The Uniform Catastrophe of Global Warming

Friday, March 16, 2007
Probably the most disconcerting (that is, "suspicious") thing about the conclusions of global warming researchers is that they are uniformly catastrophic. Apparently the global temperature around 1880 represented not only the best of all possible worlds, but a world so wonderful that increasing temperatures would make everything worse - it will rain more where we don't need it, and less where we do; pathogen carrying insects will expand their range, but insect eating species will die off, and people will never figure out that moving inland or northward gets them away from rising seas and excessive heat.

Today we hear that global warming destroyed $5 billion in crops between 1981 and 2002, which is a relative pittance at less than $250 million a year, but you can be sure things will get worse and worse until they justify Kyoto.

It's a shame that warming won't do a thing to prevent damage to citrus crops due to freezes, like the the $6.2 billion to Florida's citrus crop from 1983 to 1985 , or the $1.2 billion in California last month . But that's the way it goes. When you're living in utopia, things can only get worse.

Now, please, repeat after me:

Fish like it cold
Trees like it cold
Birds like it cold
Bees like it cold
You like it cold
He likes it cold
Snow loving ice loving
We like it cold

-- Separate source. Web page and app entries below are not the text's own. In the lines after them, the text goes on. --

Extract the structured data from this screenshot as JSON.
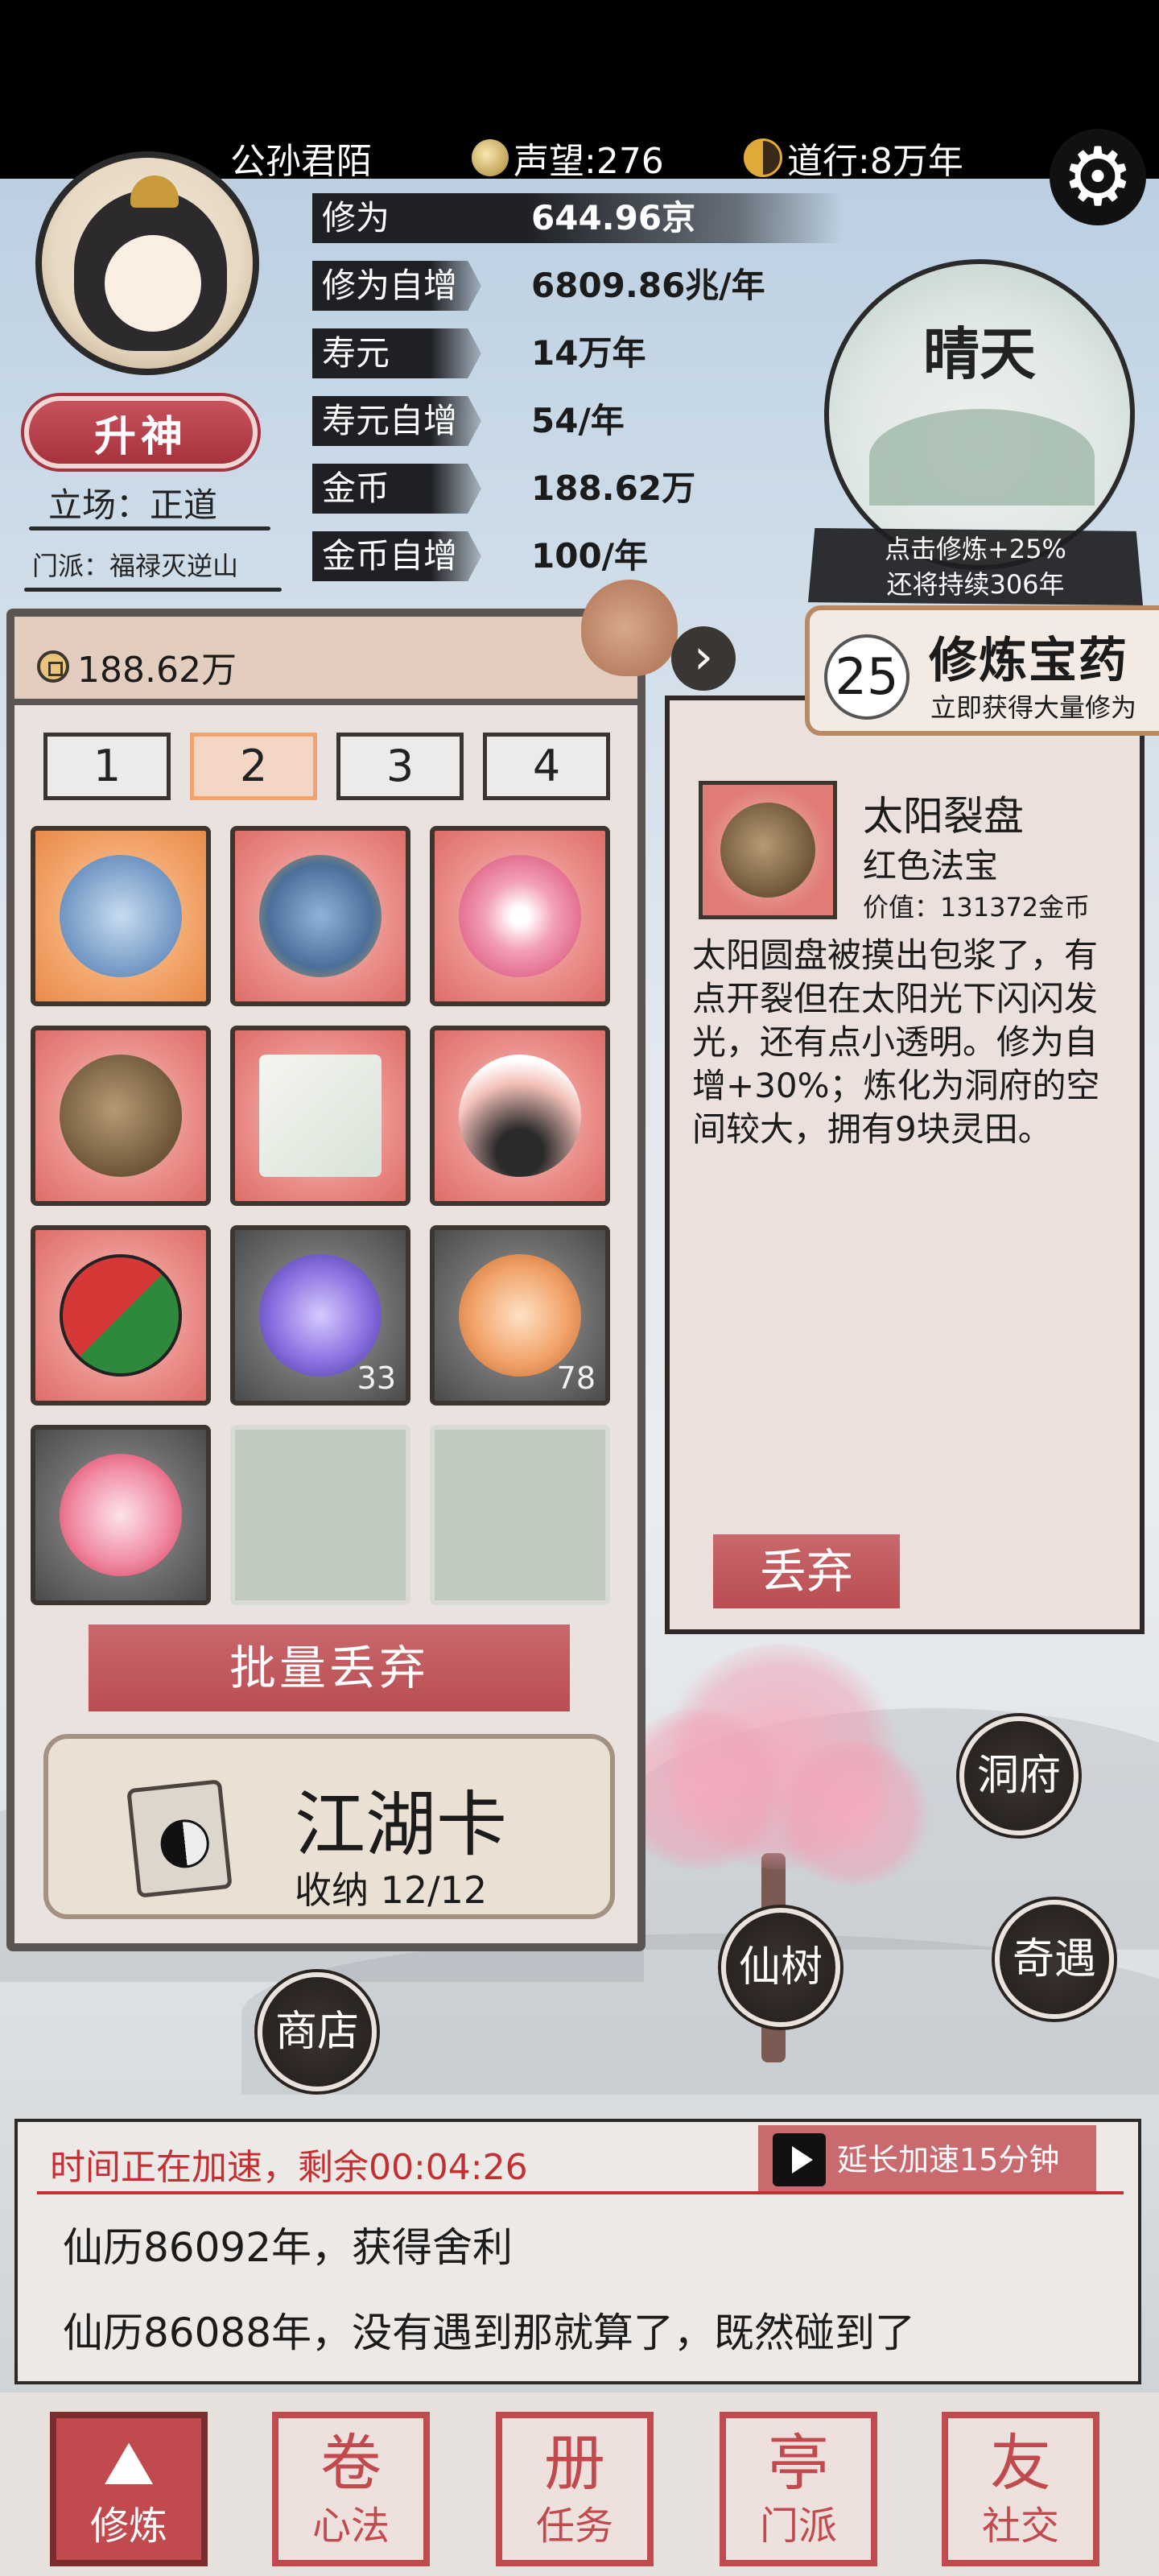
{
  "header": {
    "player_name": "公孙君陌",
    "reputation": "声望:276",
    "dao": "道行:8万年"
  },
  "profile": {
    "ascend_label": "升神",
    "stance": "立场：正道",
    "sect": "门派：福禄灭逆山"
  },
  "stats": [
    {
      "label": "修为",
      "value": "644.96京"
    },
    {
      "label": "修为自增",
      "value": "6809.86兆/年"
    },
    {
      "label": "寿元",
      "value": "14万年"
    },
    {
      "label": "寿元自增",
      "value": "54/年"
    },
    {
      "label": "金币",
      "value": "188.62万"
    },
    {
      "label": "金币自增",
      "value": "100/年"
    }
  ],
  "weather": {
    "label": "晴天",
    "note_line1": "点击修炼+25%",
    "note_line2": "还将持续306年"
  },
  "medicine": {
    "count": "25",
    "title": "修炼宝药",
    "subtitle": "立即获得大量修为"
  },
  "bag": {
    "gold": "188.62万",
    "tabs": [
      "1",
      "2",
      "3",
      "4"
    ],
    "active_tab": "2",
    "items": [
      {
        "name": "blue-robe",
        "rarity": "orange",
        "count": ""
      },
      {
        "name": "helmet",
        "rarity": "red",
        "count": ""
      },
      {
        "name": "lotus",
        "rarity": "red",
        "count": ""
      },
      {
        "name": "sun-disc",
        "rarity": "red",
        "count": ""
      },
      {
        "name": "scroll-book",
        "rarity": "red",
        "count": ""
      },
      {
        "name": "spirit-grass",
        "rarity": "red",
        "count": ""
      },
      {
        "name": "red-green-orb",
        "rarity": "red",
        "count": ""
      },
      {
        "name": "purple-vortex",
        "rarity": "gray",
        "count": "33"
      },
      {
        "name": "orange-vortex",
        "rarity": "gray",
        "count": "78"
      },
      {
        "name": "red-vortex",
        "rarity": "gray",
        "count": ""
      },
      {
        "name": "empty",
        "rarity": "empty",
        "count": ""
      },
      {
        "name": "empty",
        "rarity": "empty",
        "count": ""
      }
    ],
    "batch_discard_label": "批量丢弃",
    "card_title": "江湖卡",
    "card_sub": "收纳 12/12"
  },
  "detail": {
    "name": "太阳裂盘",
    "grade": "红色法宝",
    "price": "价值：131372金币",
    "description": "太阳圆盘被摸出包浆了，有点开裂但在太阳光下闪闪发光，还有点小透明。修为自增+30%；炼化为洞府的空间较大，拥有9块灵田。",
    "discard_label": "丢弃"
  },
  "actions": {
    "cave": "洞府",
    "tree": "仙树",
    "adventure": "奇遇",
    "shop": "商店"
  },
  "log": {
    "speed_text": "时间正在加速，剩余00:04:26",
    "extend_label": "延长加速15分钟",
    "lines": [
      "仙历86092年，获得舍利",
      "仙历86088年，没有遇到那就算了，既然碰到了"
    ]
  },
  "nav": [
    {
      "label": "修炼",
      "glyph": "⛰"
    },
    {
      "label": "心法",
      "glyph": "卷"
    },
    {
      "label": "任务",
      "glyph": "册"
    },
    {
      "label": "门派",
      "glyph": "亭"
    },
    {
      "label": "社交",
      "glyph": "友"
    }
  ],
  "colors": {
    "accent_red": "#c04a4d",
    "speed_red": "#c23034",
    "panel_bg": "#e9e2de"
  }
}
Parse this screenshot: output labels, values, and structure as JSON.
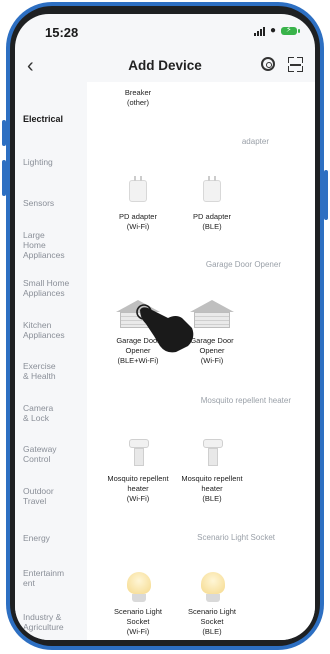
{
  "status_bar": {
    "time": "15:28"
  },
  "header": {
    "title": "Add Device",
    "back_symbol": "‹"
  },
  "sidebar": {
    "items": [
      {
        "label": "Electrical",
        "active": true
      },
      {
        "label": "Lighting"
      },
      {
        "label": "Sensors"
      },
      {
        "label": "Large\nHome\nAppliances"
      },
      {
        "label": "Small Home\nAppliances"
      },
      {
        "label": "Kitchen\nAppliances"
      },
      {
        "label": "Exercise\n& Health"
      },
      {
        "label": "Camera\n& Lock"
      },
      {
        "label": "Gateway\nControl"
      },
      {
        "label": "Outdoor\nTravel"
      },
      {
        "label": "Energy"
      },
      {
        "label": "Entertainm\nent"
      },
      {
        "label": "Industry &\nAgriculture"
      }
    ]
  },
  "content": {
    "breaker": {
      "label": "Breaker\n(other)"
    },
    "categories": {
      "adapter": "adapter",
      "garage": "Garage Door Opener",
      "mosquito": "Mosquito repellent heater",
      "scenario": "Scenario Light Socket"
    },
    "devices": {
      "pd_wifi": "PD adapter\n(Wi-Fi)",
      "pd_ble": "PD adapter\n(BLE)",
      "garage_ble": "Garage Door\nOpener\n(BLE+Wi-Fi)",
      "garage_wifi": "Garage Door\nOpener\n(Wi-Fi)",
      "mosq_wifi": "Mosquito repellent\nheater\n(Wi-Fi)",
      "mosq_ble": "Mosquito repellent\nheater\n(BLE)",
      "scenario_wifi": "Scenario Light\nSocket\n(Wi-Fi)",
      "scenario_ble": "Scenario Light\nSocket\n(BLE)"
    }
  },
  "colors": {
    "frame": "#2d6fc2",
    "battery": "#39b34a"
  },
  "icons": [
    "back-chevron-icon",
    "scan-icon",
    "qr-scan-icon",
    "pointing-hand-icon"
  ]
}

Even dogs like it cold!
That's why we're sold (that)
Gaia oh Gaia Oh!
She likes it cold!

Environuts, feel free to use that at your next drum circle.